Copy the listing below letter for letter, passing over each picture.
Segment Start: Information provided
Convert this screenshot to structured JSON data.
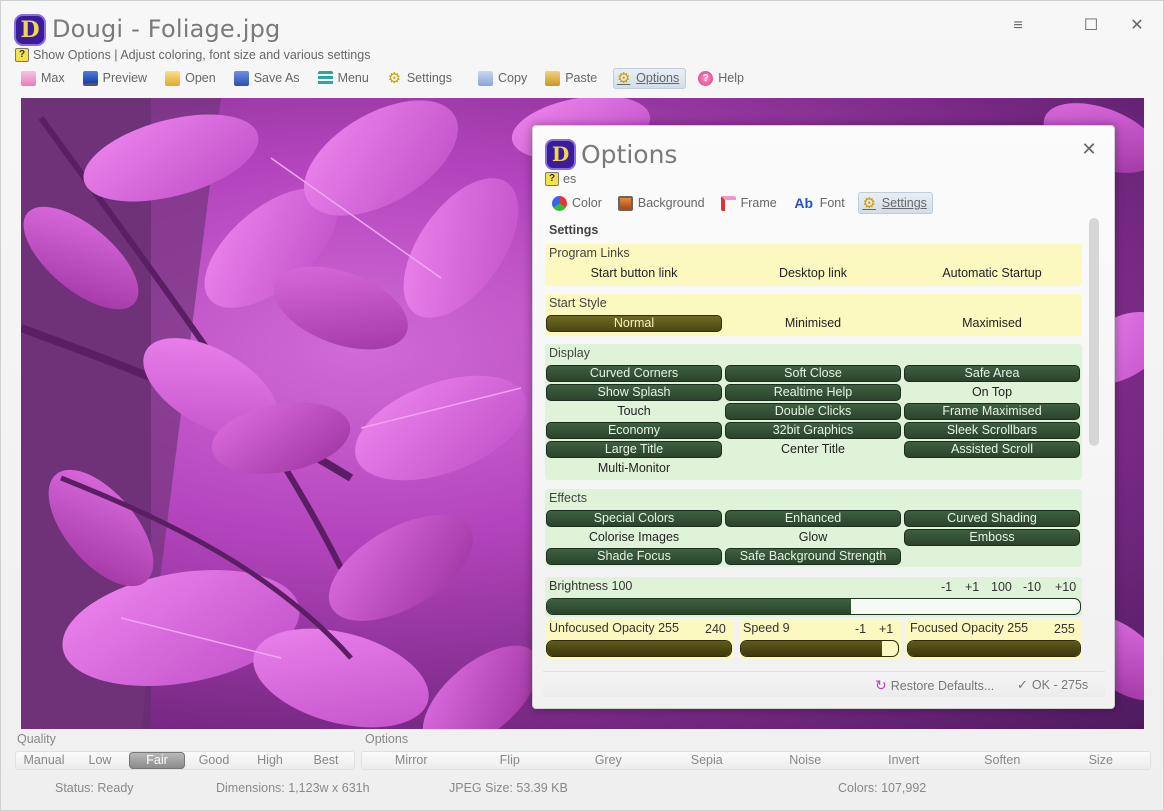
{
  "window": {
    "title": "Dougi - Foliage.jpg",
    "logo_letter": "D",
    "help_text": "Show Options | Adjust coloring, font size and various settings",
    "help_icon": "?",
    "controls": {
      "menu": "≡",
      "maximize": "☐",
      "close": "✕"
    }
  },
  "toolbar": {
    "items": [
      {
        "label": "Max",
        "icon": "max-icon"
      },
      {
        "label": "Preview",
        "icon": "monitor-icon"
      },
      {
        "label": "Open",
        "icon": "folder-icon"
      },
      {
        "label": "Save As",
        "icon": "floppy-icon"
      },
      {
        "label": "Menu",
        "icon": "menu-icon"
      },
      {
        "label": "Settings",
        "icon": "gear-icon"
      },
      {
        "label": "Copy",
        "icon": "copy-icon"
      },
      {
        "label": "Paste",
        "icon": "paste-icon"
      },
      {
        "label": "Options",
        "icon": "gear-icon",
        "active": true
      },
      {
        "label": "Help",
        "icon": "help-icon"
      }
    ]
  },
  "dialog": {
    "title": "Options",
    "logo_letter": "D",
    "help_text": "es",
    "close": "✕",
    "tabs": [
      "Color",
      "Background",
      "Frame",
      "Font",
      "Settings"
    ],
    "active_tab": "Settings",
    "section_title": "Settings",
    "program_links": {
      "title": "Program Links",
      "options": [
        "Start button link",
        "Desktop link",
        "Automatic Startup"
      ]
    },
    "start_style": {
      "title": "Start Style",
      "options": [
        "Normal",
        "Minimised",
        "Maximised"
      ]
    },
    "display": {
      "title": "Display",
      "options": [
        "Curved Corners",
        "Soft Close",
        "Safe Area",
        "Show Splash",
        "Realtime Help",
        "On Top",
        "Touch",
        "Double Clicks",
        "Frame Maximised",
        "Economy",
        "32bit Graphics",
        "Sleek Scrollbars",
        "Large Title",
        "Center Title",
        "Assisted Scroll",
        "Multi-Monitor"
      ]
    },
    "effects": {
      "title": "Effects",
      "options": [
        "Special Colors",
        "Enhanced",
        "Curved Shading",
        "Colorise Images",
        "Glow",
        "Emboss",
        "Shade Focus",
        "Safe Background Strength"
      ]
    },
    "brightness": {
      "label": "Brightness 100",
      "steps": [
        "-1",
        "+1",
        "100",
        "-10",
        "+10"
      ],
      "level": 0.57
    },
    "unfocused": {
      "label": "Unfocused Opacity 255",
      "value": "240",
      "level": 1.0
    },
    "speed": {
      "label": "Speed 9",
      "steps": [
        "-1",
        "+1"
      ],
      "level": 0.9
    },
    "focused": {
      "label": "Focused Opacity 255",
      "value": "255",
      "level": 1.0
    },
    "footer": {
      "restore": "Restore Defaults...",
      "ok": "OK - 275s"
    }
  },
  "quality": {
    "label": "Quality",
    "options": [
      "Manual",
      "Low",
      "Fair",
      "Good",
      "High",
      "Best"
    ],
    "selected": "Fair"
  },
  "options_bar": {
    "label": "Options",
    "options": [
      "Mirror",
      "Flip",
      "Grey",
      "Sepia",
      "Noise",
      "Invert",
      "Soften",
      "Size"
    ]
  },
  "status": {
    "status": "Status: Ready",
    "dimensions": "Dimensions: 1,123w x 631h",
    "size": "JPEG Size: 53.39 KB",
    "colors": "Colors: 107,992"
  },
  "colors": {
    "accent_green": "#2b432c",
    "accent_olive": "#4c4712",
    "yellow_panel": "#fbf8c0",
    "green_panel": "#dff3d9"
  }
}
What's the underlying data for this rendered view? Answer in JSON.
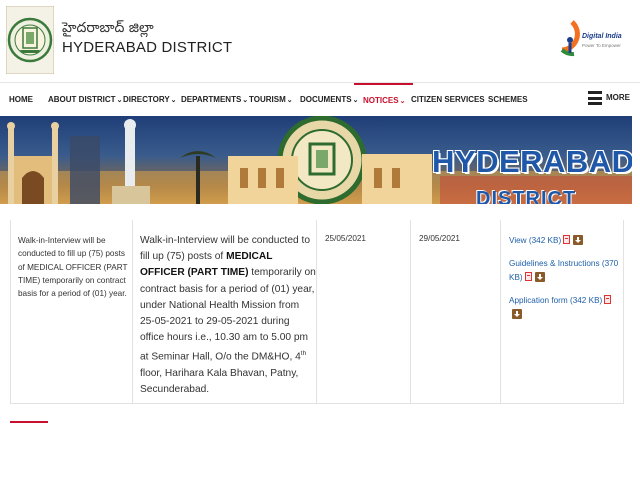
{
  "header": {
    "district_telugu": "హైదరాబాద్ జిల్లా",
    "district_name": "HYDERABAD DISTRICT",
    "digital_india": "Digital India",
    "digital_india_tagline": "Power To Empower"
  },
  "nav": {
    "items": [
      {
        "label": "HOME",
        "dropdown": false
      },
      {
        "label": "ABOUT DISTRICT",
        "dropdown": true
      },
      {
        "label": "DIRECTORY",
        "dropdown": true
      },
      {
        "label": "DEPARTMENTS",
        "dropdown": true
      },
      {
        "label": "TOURISM",
        "dropdown": true
      },
      {
        "label": "DOCUMENTS",
        "dropdown": true
      },
      {
        "label": "NOTICES",
        "dropdown": true,
        "active": true
      },
      {
        "label": "CITIZEN SERVICES",
        "dropdown": false
      },
      {
        "label": "SCHEMES",
        "dropdown": false
      }
    ],
    "more_label": "MORE",
    "active_color": "#c8102e"
  },
  "banner": {
    "title": "HYDERABAD",
    "subtitle": "DISTRICT",
    "title_color": "#1f58a8"
  },
  "notice": {
    "title": "Walk-in-Interview will be conducted to fill up (75) posts of MEDICAL OFFICER (PART TIME) temporarily on contract basis for a period of (01) year.",
    "desc_part1": "Walk-in-Interview will be conducted to fill up (75) posts of ",
    "desc_bold": "MEDICAL OFFICER (PART TIME)",
    "desc_part2": " temporarily on contract basis for a period of (01) year, under National Health Mission from 25-05-2021 to 29-05-2021 during office hours i.e., 10.30 am to 5.00 pm at Seminar Hall, O/o the DM&HO, 4",
    "desc_sup": "th",
    "desc_part3": " floor, Harihara Kala Bhavan, Patny, Secunderabad.",
    "start_date": "25/05/2021",
    "end_date": "29/05/2021",
    "downloads": [
      {
        "label": "View (342 KB)"
      },
      {
        "label": "Guidelines & Instructions (370 KB)"
      },
      {
        "label": "Application form (342 KB)"
      }
    ]
  }
}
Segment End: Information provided
**Answer box:**
Convert this screenshot to structured JSON data.
{
  "window": {
    "title": "Dougi - Foliage.jpg",
    "logo_letter": "D",
    "help_text": "Show Options | Adjust coloring, font size and various settings",
    "help_icon": "?",
    "controls": {
      "menu": "≡",
      "maximize": "☐",
      "close": "✕"
    }
  },
  "toolbar": {
    "items": [
      {
        "label": "Max",
        "icon": "max-icon"
      },
      {
        "label": "Preview",
        "icon": "monitor-icon"
      },
      {
        "label": "Open",
        "icon": "folder-icon"
      },
      {
        "label": "Save As",
        "icon": "floppy-icon"
      },
      {
        "label": "Menu",
        "icon": "menu-icon"
      },
      {
        "label": "Settings",
        "icon": "gear-icon"
      },
      {
        "label": "Copy",
        "icon": "copy-icon"
      },
      {
        "label": "Paste",
        "icon": "paste-icon"
      },
      {
        "label": "Options",
        "icon": "gear-icon",
        "active": true
      },
      {
        "label": "Help",
        "icon": "help-icon"
      }
    ]
  },
  "dialog": {
    "title": "Options",
    "logo_letter": "D",
    "help_text": "es",
    "close": "✕",
    "tabs": [
      "Color",
      "Background",
      "Frame",
      "Font",
      "Settings"
    ],
    "active_tab": "Settings",
    "section_title": "Settings",
    "program_links": {
      "title": "Program Links",
      "options": [
        "Start button link",
        "Desktop link",
        "Automatic Startup"
      ]
    },
    "start_style": {
      "title": "Start Style",
      "options": [
        "Normal",
        "Minimised",
        "Maximised"
      ]
    },
    "display": {
      "title": "Display",
      "options": [
        "Curved Corners",
        "Soft Close",
        "Safe Area",
        "Show Splash",
        "Realtime Help",
        "On Top",
        "Touch",
        "Double Clicks",
        "Frame Maximised",
        "Economy",
        "32bit Graphics",
        "Sleek Scrollbars",
        "Large Title",
        "Center Title",
        "Assisted Scroll",
        "Multi-Monitor"
      ]
    },
    "effects": {
      "title": "Effects",
      "options": [
        "Special Colors",
        "Enhanced",
        "Curved Shading",
        "Colorise Images",
        "Glow",
        "Emboss",
        "Shade Focus",
        "Safe Background Strength"
      ]
    },
    "brightness": {
      "label": "Brightness 100",
      "steps": [
        "-1",
        "+1",
        "100",
        "-10",
        "+10"
      ],
      "level": 0.57
    },
    "unfocused": {
      "label": "Unfocused Opacity 255",
      "value": "240",
      "level": 1.0
    },
    "speed": {
      "label": "Speed 9",
      "steps": [
        "-1",
        "+1"
      ],
      "level": 0.9
    },
    "focused": {
      "label": "Focused Opacity 255",
      "value": "255",
      "level": 1.0
    },
    "footer": {
      "restore": "Restore Defaults...",
      "ok": "OK - 275s"
    }
  },
  "quality": {
    "label": "Quality",
    "options": [
      "Manual",
      "Low",
      "Fair",
      "Good",
      "High",
      "Best"
    ],
    "selected": "Fair"
  },
  "options_bar": {
    "label": "Options",
    "options": [
      "Mirror",
      "Flip",
      "Grey",
      "Sepia",
      "Noise",
      "Invert",
      "Soften",
      "Size"
    ]
  },
  "status": {
    "status": "Status: Ready",
    "dimensions": "Dimensions: 1,123w x 631h",
    "size": "JPEG Size: 53.39 KB",
    "colors": "Colors: 107,992"
  },
  "colors": {
    "accent_green": "#2b432c",
    "accent_olive": "#4c4712",
    "yellow_panel": "#fbf8c0",
    "green_panel": "#dff3d9"
  }
}
What's the underlying data for this rendered view? Answer in JSON.
{
  "header": {
    "district_telugu": "హైదరాబాద్ జిల్లా",
    "district_name": "HYDERABAD DISTRICT",
    "digital_india": "Digital India",
    "digital_india_tagline": "Power To Empower"
  },
  "nav": {
    "items": [
      {
        "label": "HOME",
        "dropdown": false
      },
      {
        "label": "ABOUT DISTRICT",
        "dropdown": true
      },
      {
        "label": "DIRECTORY",
        "dropdown": true
      },
      {
        "label": "DEPARTMENTS",
        "dropdown": true
      },
      {
        "label": "TOURISM",
        "dropdown": true
      },
      {
        "label": "DOCUMENTS",
        "dropdown": true
      },
      {
        "label": "NOTICES",
        "dropdown": true,
        "active": true
      },
      {
        "label": "CITIZEN SERVICES",
        "dropdown": false
      },
      {
        "label": "SCHEMES",
        "dropdown": false
      }
    ],
    "more_label": "MORE",
    "active_color": "#c8102e"
  },
  "banner": {
    "title": "HYDERABAD",
    "subtitle": "DISTRICT",
    "title_color": "#1f58a8"
  },
  "notice": {
    "title": "Walk-in-Interview will be conducted to fill up (75) posts of MEDICAL OFFICER (PART TIME) temporarily on contract basis for a period of (01) year.",
    "desc_part1": "Walk-in-Interview will be conducted to fill up (75) posts of ",
    "desc_bold": "MEDICAL OFFICER (PART TIME)",
    "desc_part2": " temporarily on contract basis for a period of (01) year, under National Health Mission from 25-05-2021 to 29-05-2021 during office hours i.e., 10.30 am to 5.00 pm at Seminar Hall, O/o the DM&HO, 4",
    "desc_sup": "th",
    "desc_part3": " floor, Harihara Kala Bhavan, Patny, Secunderabad.",
    "start_date": "25/05/2021",
    "end_date": "29/05/2021",
    "downloads": [
      {
        "label": "View (342 KB)"
      },
      {
        "label": "Guidelines & Instructions (370 KB)"
      },
      {
        "label": "Application form (342 KB)"
      }
    ]
  }
}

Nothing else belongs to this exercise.